Problem details:
Lines in the listing below that contain the string "Daha" are to be found and copied.

Records shown:
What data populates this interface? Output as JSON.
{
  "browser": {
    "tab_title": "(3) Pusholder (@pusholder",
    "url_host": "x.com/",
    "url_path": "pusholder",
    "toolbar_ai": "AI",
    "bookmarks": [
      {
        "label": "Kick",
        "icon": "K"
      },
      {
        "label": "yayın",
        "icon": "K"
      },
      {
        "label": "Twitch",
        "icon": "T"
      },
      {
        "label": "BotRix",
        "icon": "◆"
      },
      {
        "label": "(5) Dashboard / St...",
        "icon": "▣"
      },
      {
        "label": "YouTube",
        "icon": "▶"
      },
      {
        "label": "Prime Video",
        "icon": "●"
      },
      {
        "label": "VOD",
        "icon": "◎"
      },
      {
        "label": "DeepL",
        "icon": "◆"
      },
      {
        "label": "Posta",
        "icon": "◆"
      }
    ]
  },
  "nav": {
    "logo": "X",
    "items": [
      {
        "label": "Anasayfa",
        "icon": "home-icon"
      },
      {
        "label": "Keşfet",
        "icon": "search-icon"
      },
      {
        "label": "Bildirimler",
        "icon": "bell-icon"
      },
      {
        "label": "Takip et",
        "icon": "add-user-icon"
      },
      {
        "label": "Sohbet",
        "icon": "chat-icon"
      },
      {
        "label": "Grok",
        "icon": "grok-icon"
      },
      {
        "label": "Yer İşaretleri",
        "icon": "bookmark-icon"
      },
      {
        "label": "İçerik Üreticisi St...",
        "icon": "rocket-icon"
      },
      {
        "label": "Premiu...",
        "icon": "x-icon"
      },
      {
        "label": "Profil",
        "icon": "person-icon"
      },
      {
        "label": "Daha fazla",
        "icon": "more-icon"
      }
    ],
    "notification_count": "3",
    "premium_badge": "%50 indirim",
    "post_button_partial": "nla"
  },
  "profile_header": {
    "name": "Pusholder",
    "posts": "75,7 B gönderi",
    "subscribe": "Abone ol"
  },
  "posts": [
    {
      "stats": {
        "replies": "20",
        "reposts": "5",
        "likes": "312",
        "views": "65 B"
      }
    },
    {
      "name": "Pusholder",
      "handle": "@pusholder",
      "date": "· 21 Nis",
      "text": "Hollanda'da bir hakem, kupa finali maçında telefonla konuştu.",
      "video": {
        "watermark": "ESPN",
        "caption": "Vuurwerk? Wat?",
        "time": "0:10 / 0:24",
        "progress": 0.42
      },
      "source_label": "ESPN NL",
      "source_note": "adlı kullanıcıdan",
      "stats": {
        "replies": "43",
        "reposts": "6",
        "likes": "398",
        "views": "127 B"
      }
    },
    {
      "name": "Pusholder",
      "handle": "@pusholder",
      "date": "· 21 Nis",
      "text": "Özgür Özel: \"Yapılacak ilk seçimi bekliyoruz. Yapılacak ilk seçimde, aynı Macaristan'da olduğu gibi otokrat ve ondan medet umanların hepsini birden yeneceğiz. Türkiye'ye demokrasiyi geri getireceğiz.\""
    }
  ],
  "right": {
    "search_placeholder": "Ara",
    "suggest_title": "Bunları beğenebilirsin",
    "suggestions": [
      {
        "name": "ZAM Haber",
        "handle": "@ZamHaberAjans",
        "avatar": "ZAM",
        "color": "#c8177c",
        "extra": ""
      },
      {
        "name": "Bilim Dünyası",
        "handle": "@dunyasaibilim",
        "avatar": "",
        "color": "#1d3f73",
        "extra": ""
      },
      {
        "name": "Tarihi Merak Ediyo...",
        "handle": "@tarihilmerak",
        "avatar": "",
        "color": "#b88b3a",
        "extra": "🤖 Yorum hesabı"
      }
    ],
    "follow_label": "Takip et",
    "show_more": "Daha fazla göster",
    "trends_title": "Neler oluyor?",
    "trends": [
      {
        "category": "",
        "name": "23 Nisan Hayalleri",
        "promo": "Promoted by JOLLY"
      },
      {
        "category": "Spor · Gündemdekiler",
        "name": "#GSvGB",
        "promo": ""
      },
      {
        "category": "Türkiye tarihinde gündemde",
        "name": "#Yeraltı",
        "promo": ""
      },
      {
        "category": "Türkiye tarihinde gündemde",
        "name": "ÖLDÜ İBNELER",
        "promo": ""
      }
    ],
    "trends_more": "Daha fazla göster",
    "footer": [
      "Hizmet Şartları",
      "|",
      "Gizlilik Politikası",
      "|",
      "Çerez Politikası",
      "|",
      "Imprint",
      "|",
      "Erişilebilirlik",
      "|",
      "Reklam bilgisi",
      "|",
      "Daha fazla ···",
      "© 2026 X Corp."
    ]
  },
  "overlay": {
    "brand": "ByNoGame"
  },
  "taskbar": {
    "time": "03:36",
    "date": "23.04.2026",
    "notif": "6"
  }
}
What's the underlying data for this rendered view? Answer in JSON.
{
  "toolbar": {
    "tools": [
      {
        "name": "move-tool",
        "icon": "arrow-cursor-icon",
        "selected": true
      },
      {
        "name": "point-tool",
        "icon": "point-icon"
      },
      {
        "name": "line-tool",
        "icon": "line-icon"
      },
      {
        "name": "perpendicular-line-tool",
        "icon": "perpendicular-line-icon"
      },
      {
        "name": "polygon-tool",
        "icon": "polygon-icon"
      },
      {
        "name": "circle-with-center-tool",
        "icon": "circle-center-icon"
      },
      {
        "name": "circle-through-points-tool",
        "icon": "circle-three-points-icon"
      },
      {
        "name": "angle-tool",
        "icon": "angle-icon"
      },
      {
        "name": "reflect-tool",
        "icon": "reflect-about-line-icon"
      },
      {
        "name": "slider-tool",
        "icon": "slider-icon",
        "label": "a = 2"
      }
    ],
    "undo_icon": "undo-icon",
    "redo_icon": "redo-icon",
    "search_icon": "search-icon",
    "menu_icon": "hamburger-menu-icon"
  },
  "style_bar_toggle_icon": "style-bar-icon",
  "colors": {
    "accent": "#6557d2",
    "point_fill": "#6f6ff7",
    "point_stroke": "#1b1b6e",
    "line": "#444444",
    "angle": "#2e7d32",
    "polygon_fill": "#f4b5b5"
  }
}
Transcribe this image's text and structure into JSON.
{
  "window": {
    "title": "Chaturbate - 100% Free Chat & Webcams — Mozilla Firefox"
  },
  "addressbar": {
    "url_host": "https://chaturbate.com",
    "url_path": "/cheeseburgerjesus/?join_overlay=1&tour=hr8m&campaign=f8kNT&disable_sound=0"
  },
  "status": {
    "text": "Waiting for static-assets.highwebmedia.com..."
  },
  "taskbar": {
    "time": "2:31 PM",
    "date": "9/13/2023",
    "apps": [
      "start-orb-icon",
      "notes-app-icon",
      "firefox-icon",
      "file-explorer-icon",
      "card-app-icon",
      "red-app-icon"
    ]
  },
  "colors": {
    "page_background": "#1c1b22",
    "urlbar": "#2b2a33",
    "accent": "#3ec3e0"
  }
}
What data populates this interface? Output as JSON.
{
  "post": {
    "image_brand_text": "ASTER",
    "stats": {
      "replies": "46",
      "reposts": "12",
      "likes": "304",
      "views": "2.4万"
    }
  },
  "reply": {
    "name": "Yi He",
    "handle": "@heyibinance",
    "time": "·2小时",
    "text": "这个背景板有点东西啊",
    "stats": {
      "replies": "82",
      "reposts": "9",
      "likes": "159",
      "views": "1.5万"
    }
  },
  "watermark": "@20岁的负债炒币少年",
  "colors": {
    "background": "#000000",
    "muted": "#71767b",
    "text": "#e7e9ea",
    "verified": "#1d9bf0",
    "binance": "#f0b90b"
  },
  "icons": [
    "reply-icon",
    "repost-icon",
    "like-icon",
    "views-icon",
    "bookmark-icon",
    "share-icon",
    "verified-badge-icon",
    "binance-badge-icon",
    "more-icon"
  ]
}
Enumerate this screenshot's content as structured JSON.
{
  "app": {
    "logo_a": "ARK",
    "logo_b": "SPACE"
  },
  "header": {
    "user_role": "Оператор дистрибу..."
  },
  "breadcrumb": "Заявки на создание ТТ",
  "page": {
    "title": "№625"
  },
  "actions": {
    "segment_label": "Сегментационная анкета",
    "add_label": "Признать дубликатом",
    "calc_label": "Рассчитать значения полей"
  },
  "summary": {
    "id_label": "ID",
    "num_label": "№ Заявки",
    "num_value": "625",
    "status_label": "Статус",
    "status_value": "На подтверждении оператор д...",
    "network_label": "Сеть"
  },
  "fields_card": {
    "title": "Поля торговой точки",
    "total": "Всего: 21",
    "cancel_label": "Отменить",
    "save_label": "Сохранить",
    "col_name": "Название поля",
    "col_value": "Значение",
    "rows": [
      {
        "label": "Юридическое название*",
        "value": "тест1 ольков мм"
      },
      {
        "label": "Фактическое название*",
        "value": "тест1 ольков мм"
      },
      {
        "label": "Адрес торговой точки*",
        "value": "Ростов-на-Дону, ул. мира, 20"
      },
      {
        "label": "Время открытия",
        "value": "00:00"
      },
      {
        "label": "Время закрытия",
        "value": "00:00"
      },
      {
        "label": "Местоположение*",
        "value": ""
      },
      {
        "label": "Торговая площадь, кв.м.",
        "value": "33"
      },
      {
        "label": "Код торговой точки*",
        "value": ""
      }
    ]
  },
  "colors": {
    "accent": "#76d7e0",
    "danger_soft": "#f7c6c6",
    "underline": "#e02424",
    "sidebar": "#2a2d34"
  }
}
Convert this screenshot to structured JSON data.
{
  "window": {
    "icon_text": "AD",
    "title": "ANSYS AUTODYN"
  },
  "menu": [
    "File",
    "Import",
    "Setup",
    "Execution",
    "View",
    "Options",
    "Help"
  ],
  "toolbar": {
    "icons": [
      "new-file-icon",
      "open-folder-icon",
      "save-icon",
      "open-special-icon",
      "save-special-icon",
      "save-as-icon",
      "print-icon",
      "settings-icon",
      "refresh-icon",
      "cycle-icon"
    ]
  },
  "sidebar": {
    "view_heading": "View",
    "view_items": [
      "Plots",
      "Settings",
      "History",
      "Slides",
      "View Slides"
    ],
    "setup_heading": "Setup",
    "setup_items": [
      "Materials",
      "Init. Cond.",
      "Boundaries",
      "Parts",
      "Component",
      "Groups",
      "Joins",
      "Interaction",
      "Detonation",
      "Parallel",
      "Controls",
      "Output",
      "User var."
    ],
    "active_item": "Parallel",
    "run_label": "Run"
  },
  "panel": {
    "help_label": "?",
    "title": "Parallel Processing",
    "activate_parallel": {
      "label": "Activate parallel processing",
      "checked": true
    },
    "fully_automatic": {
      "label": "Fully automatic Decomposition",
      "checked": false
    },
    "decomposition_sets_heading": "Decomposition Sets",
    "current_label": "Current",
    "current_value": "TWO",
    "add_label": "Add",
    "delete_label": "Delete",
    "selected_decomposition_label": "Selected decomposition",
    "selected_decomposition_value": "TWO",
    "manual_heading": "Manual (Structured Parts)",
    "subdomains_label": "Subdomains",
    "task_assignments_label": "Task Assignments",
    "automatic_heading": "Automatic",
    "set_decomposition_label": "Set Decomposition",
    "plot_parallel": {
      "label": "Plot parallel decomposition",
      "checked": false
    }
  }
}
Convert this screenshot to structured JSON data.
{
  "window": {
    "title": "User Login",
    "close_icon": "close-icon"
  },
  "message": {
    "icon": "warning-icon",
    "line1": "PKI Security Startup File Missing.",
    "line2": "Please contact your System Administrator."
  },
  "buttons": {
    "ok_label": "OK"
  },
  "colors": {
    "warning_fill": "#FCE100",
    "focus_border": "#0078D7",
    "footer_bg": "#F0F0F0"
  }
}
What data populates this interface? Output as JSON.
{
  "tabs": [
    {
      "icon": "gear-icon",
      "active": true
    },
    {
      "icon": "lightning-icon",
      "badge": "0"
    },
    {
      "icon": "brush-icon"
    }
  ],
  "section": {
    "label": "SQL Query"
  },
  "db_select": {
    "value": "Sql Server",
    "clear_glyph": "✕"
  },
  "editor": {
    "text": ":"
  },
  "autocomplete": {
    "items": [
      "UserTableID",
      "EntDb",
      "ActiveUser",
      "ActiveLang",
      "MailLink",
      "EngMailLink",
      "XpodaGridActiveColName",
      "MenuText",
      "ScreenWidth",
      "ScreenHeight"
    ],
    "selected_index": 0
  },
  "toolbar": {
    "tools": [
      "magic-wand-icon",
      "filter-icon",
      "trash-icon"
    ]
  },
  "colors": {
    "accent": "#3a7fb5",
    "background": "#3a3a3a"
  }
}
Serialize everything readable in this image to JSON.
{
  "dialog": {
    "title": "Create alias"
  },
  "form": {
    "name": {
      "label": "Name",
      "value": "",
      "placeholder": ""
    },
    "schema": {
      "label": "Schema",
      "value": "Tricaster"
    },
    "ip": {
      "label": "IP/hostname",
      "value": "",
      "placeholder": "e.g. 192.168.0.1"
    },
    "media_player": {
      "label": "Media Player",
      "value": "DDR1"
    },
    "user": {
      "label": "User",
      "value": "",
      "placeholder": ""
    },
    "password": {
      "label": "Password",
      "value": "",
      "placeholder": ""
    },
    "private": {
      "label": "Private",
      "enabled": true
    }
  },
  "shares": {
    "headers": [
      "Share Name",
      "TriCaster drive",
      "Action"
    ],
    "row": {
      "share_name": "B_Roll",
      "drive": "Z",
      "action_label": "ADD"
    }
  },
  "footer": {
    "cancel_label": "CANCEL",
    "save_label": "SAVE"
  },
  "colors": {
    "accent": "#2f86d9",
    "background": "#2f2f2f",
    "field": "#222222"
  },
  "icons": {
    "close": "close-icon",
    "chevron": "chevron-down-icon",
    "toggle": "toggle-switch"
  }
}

Answer for this exercise:
        "label": "Daha fazla",
    "show_more": "Daha fazla göster",
    "trends_more": "Daha fazla göster",
      "Daha fazla ···",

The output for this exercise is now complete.